• _DESCRIPTION OF THE TASK_:
From the listing below, extract every line containing "address".

### DATA LISTING ###

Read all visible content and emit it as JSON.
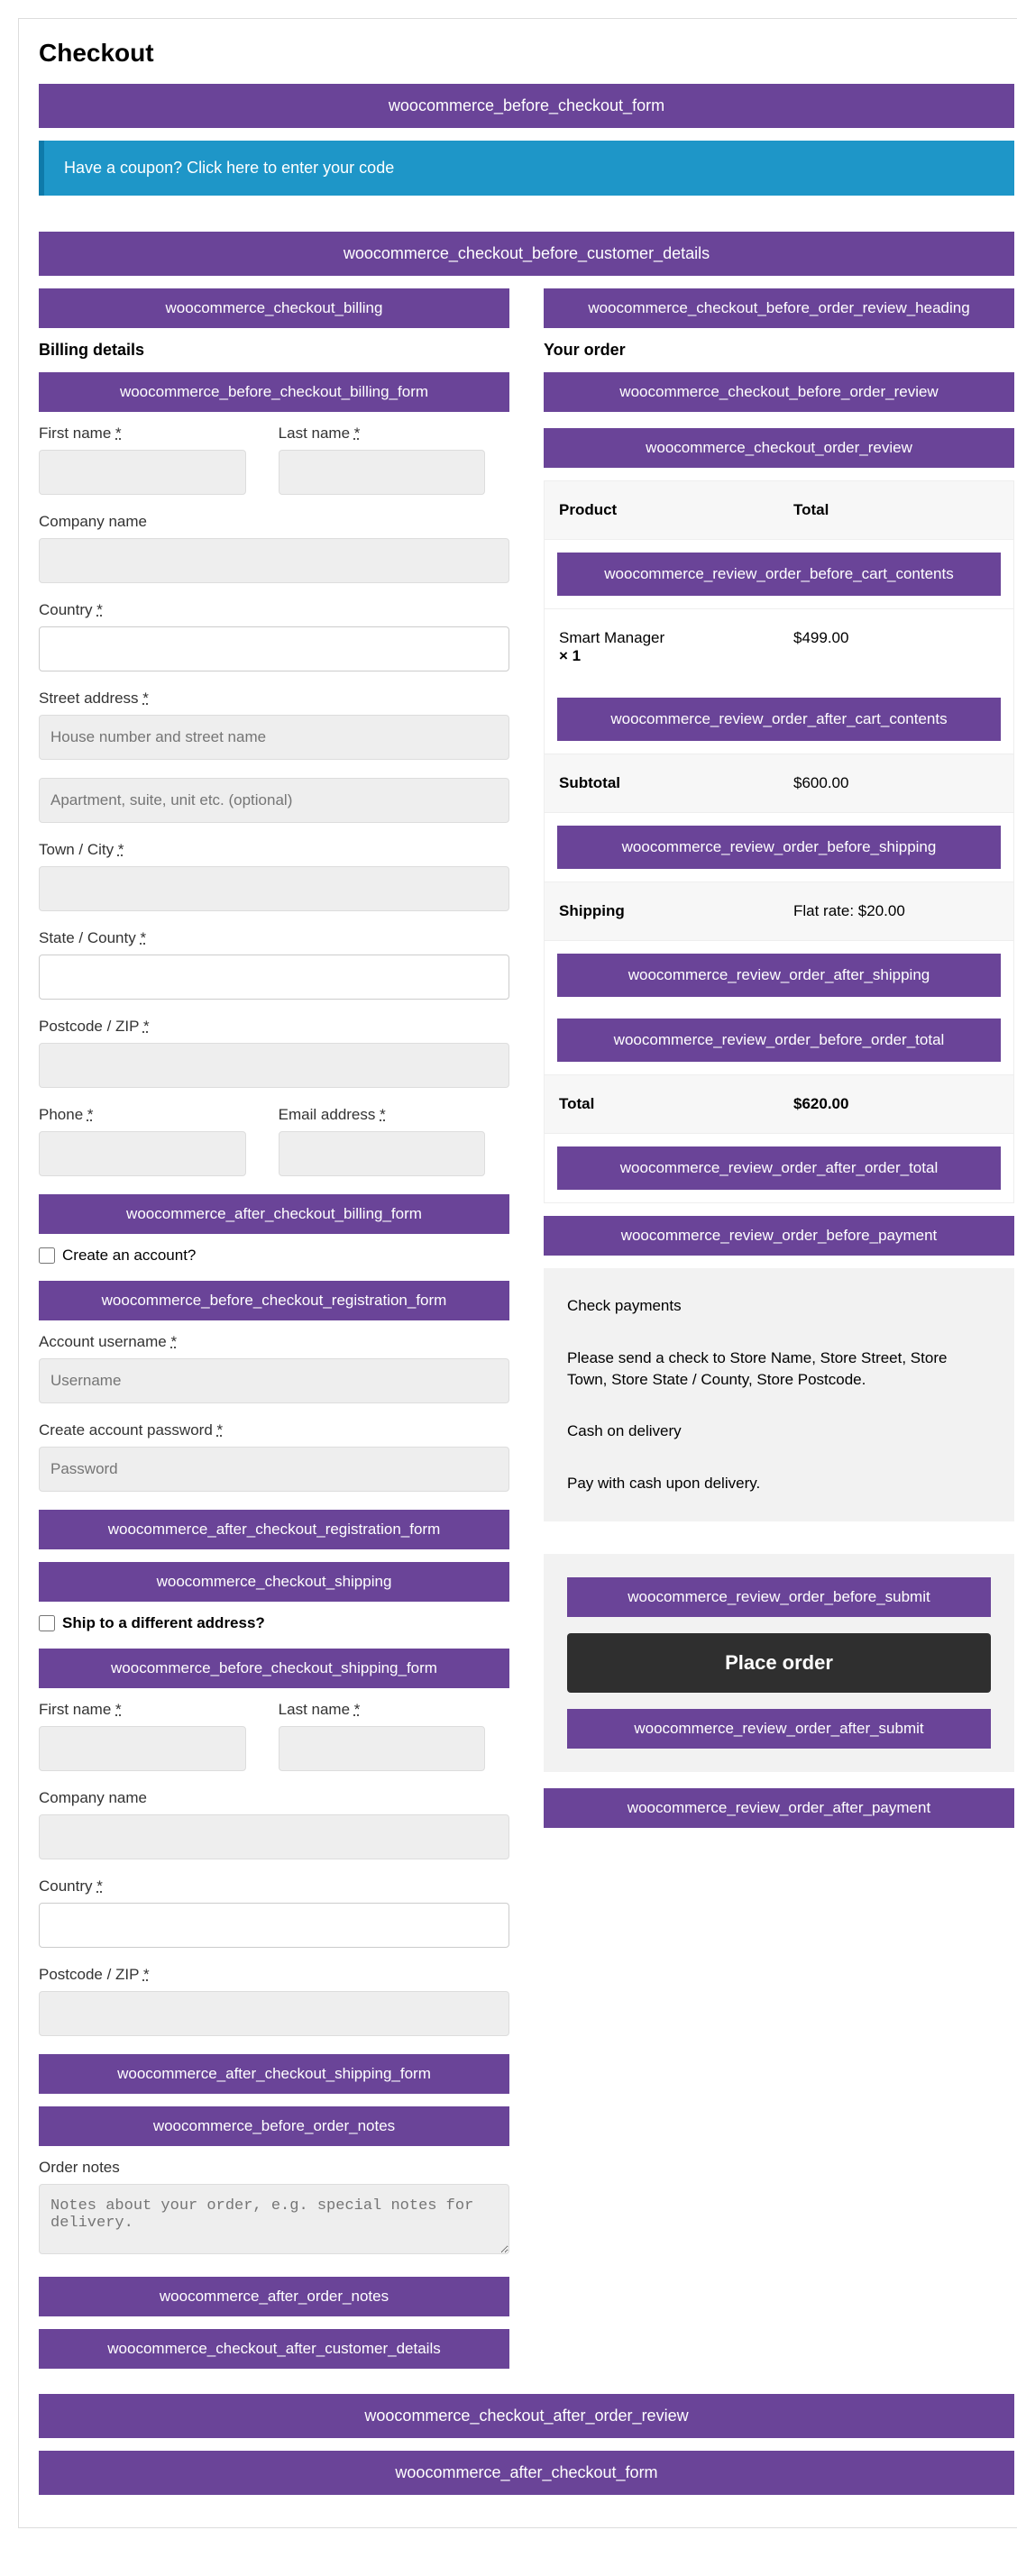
{
  "title": "Checkout",
  "coupon_text": "Have a coupon? Click here to enter your code",
  "hooks": {
    "before_form": "woocommerce_before_checkout_form",
    "before_customer": "woocommerce_checkout_before_customer_details",
    "billing": "woocommerce_checkout_billing",
    "before_billing_form": "woocommerce_before_checkout_billing_form",
    "after_billing_form": "woocommerce_after_checkout_billing_form",
    "before_registration": "woocommerce_before_checkout_registration_form",
    "after_registration": "woocommerce_after_checkout_registration_form",
    "shipping": "woocommerce_checkout_shipping",
    "before_shipping_form": "woocommerce_before_checkout_shipping_form",
    "after_shipping_form": "woocommerce_after_checkout_shipping_form",
    "before_order_notes": "woocommerce_before_order_notes",
    "after_order_notes": "woocommerce_after_order_notes",
    "after_customer": "woocommerce_checkout_after_customer_details",
    "before_review_heading": "woocommerce_checkout_before_order_review_heading",
    "before_review": "woocommerce_checkout_before_order_review",
    "order_review": "woocommerce_checkout_order_review",
    "before_cart": "woocommerce_review_order_before_cart_contents",
    "after_cart": "woocommerce_review_order_after_cart_contents",
    "before_shipping_row": "woocommerce_review_order_before_shipping",
    "after_shipping_row": "woocommerce_review_order_after_shipping",
    "before_total": "woocommerce_review_order_before_order_total",
    "after_total": "woocommerce_review_order_after_order_total",
    "before_payment": "woocommerce_review_order_before_payment",
    "before_submit": "woocommerce_review_order_before_submit",
    "after_submit": "woocommerce_review_order_after_submit",
    "after_payment": "woocommerce_review_order_after_payment",
    "after_review": "woocommerce_checkout_after_order_review",
    "after_form": "woocommerce_after_checkout_form"
  },
  "billing": {
    "heading": "Billing details",
    "first_name": "First name",
    "last_name": "Last name",
    "company": "Company name",
    "country": "Country",
    "street": "Street address",
    "street_ph": "House number and street name",
    "street2_ph": "Apartment, suite, unit etc. (optional)",
    "town": "Town / City",
    "state": "State / County",
    "postcode": "Postcode / ZIP",
    "phone": "Phone",
    "email": "Email address",
    "req": "*"
  },
  "account": {
    "create": "Create an account?",
    "username": "Account username",
    "username_ph": "Username",
    "password": "Create account password",
    "password_ph": "Password"
  },
  "shipping": {
    "ship_diff": "Ship to a different address?",
    "first_name": "First name",
    "last_name": "Last name",
    "company": "Company name",
    "country": "Country",
    "postcode": "Postcode / ZIP"
  },
  "notes": {
    "label": "Order notes",
    "ph": "Notes about your order, e.g. special notes for delivery."
  },
  "order": {
    "heading": "Your order",
    "product_h": "Product",
    "total_h": "Total",
    "product_name": "Smart Manager",
    "product_qty": "× 1",
    "product_total": "$499.00",
    "subtotal_l": "Subtotal",
    "subtotal_v": "$600.00",
    "shipping_l": "Shipping",
    "shipping_v": "Flat rate: $20.00",
    "total_l": "Total",
    "total_v": "$620.00"
  },
  "payment": {
    "check_title": "Check payments",
    "check_desc": "Please send a check to Store Name, Store Street, Store Town, Store State / County, Store Postcode.",
    "cod_title": "Cash on delivery",
    "cod_desc": "Pay with cash upon delivery."
  },
  "place_order": "Place order"
}
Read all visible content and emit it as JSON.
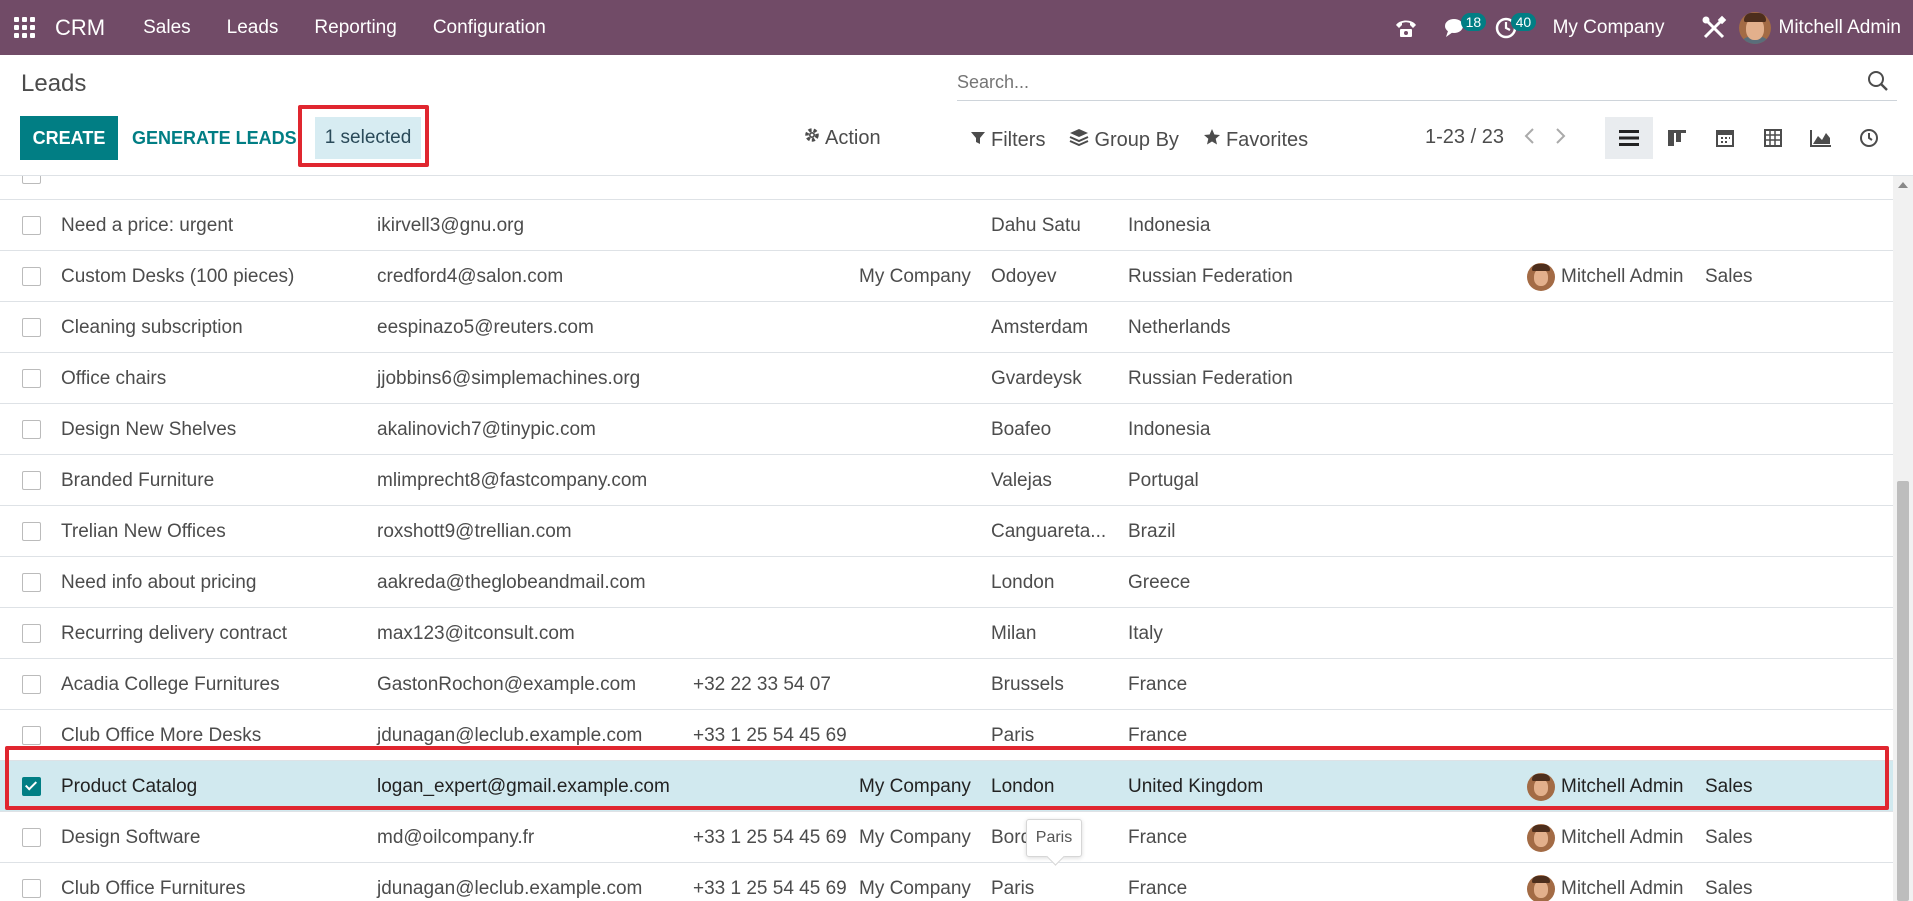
{
  "navbar": {
    "brand": "CRM",
    "menu": [
      "Sales",
      "Leads",
      "Reporting",
      "Configuration"
    ],
    "messages_count": "18",
    "activities_count": "40",
    "company": "My Company",
    "user": "Mitchell Admin"
  },
  "control_panel": {
    "title": "Leads",
    "search_placeholder": "Search...",
    "create_label": "CREATE",
    "generate_label": "GENERATE LEADS",
    "selected_label": "1 selected",
    "action_label": "Action",
    "filters_label": "Filters",
    "groupby_label": "Group By",
    "favorites_label": "Favorites",
    "pager_value": "1-23 / 23"
  },
  "rows": [
    {
      "name": "Need a price: urgent",
      "email": "ikirvell3@gnu.org",
      "phone": "",
      "company": "",
      "city": "Dahu Satu",
      "country": "Indonesia",
      "salesperson": "",
      "team": "",
      "selected": false
    },
    {
      "name": "Custom Desks (100 pieces)",
      "email": "credford4@salon.com",
      "phone": "",
      "company": "My Company",
      "city": "Odoyev",
      "country": "Russian Federation",
      "salesperson": "Mitchell Admin",
      "team": "Sales",
      "selected": false
    },
    {
      "name": "Cleaning subscription",
      "email": "eespinazo5@reuters.com",
      "phone": "",
      "company": "",
      "city": "Amsterdam",
      "country": "Netherlands",
      "salesperson": "",
      "team": "",
      "selected": false
    },
    {
      "name": "Office chairs",
      "email": "jjobbins6@simplemachines.org",
      "phone": "",
      "company": "",
      "city": "Gvardeysk",
      "country": "Russian Federation",
      "salesperson": "",
      "team": "",
      "selected": false
    },
    {
      "name": "Design New Shelves",
      "email": "akalinovich7@tinypic.com",
      "phone": "",
      "company": "",
      "city": "Boafeo",
      "country": "Indonesia",
      "salesperson": "",
      "team": "",
      "selected": false
    },
    {
      "name": "Branded Furniture",
      "email": "mlimprecht8@fastcompany.com",
      "phone": "",
      "company": "",
      "city": "Valejas",
      "country": "Portugal",
      "salesperson": "",
      "team": "",
      "selected": false
    },
    {
      "name": "Trelian New Offices",
      "email": "roxshott9@trellian.com",
      "phone": "",
      "company": "",
      "city": "Canguareta...",
      "country": "Brazil",
      "salesperson": "",
      "team": "",
      "selected": false
    },
    {
      "name": "Need info about pricing",
      "email": "aakreda@theglobeandmail.com",
      "phone": "",
      "company": "",
      "city": "London",
      "country": "Greece",
      "salesperson": "",
      "team": "",
      "selected": false
    },
    {
      "name": "Recurring delivery contract",
      "email": "max123@itconsult.com",
      "phone": "",
      "company": "",
      "city": "Milan",
      "country": "Italy",
      "salesperson": "",
      "team": "",
      "selected": false
    },
    {
      "name": "Acadia College Furnitures",
      "email": "GastonRochon@example.com",
      "phone": "+32 22 33 54 07",
      "company": "",
      "city": "Brussels",
      "country": "France",
      "salesperson": "",
      "team": "",
      "selected": false
    },
    {
      "name": "Club Office More Desks",
      "email": "jdunagan@leclub.example.com",
      "phone": "+33 1 25 54 45 69",
      "company": "",
      "city": "Paris",
      "country": "France",
      "salesperson": "",
      "team": "",
      "selected": false
    },
    {
      "name": "Product Catalog",
      "email": "logan_expert@gmail.example.com",
      "phone": "",
      "company": "My Company",
      "city": "London",
      "country": "United Kingdom",
      "salesperson": "Mitchell Admin",
      "team": "Sales",
      "selected": true
    },
    {
      "name": "Design Software",
      "email": "md@oilcompany.fr",
      "phone": "+33 1 25 54 45 69",
      "company": "My Company",
      "city": "Bord",
      "country": "France",
      "salesperson": "Mitchell Admin",
      "team": "Sales",
      "selected": false
    },
    {
      "name": "Club Office Furnitures",
      "email": "jdunagan@leclub.example.com",
      "phone": "+33 1 25 54 45 69",
      "company": "My Company",
      "city": "Paris",
      "country": "France",
      "salesperson": "Mitchell Admin",
      "team": "Sales",
      "selected": false
    }
  ],
  "tooltip": "Paris",
  "colors": {
    "navbar": "#714b67",
    "primary": "#017e84",
    "highlight": "#e0262f",
    "selected_row": "#d1e9ef"
  }
}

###

• _ANSWER TO THE PROBLEM_:
    "street": "Street address",
    "email": "Email address",
    "ship_diff": "Ship to a different address?",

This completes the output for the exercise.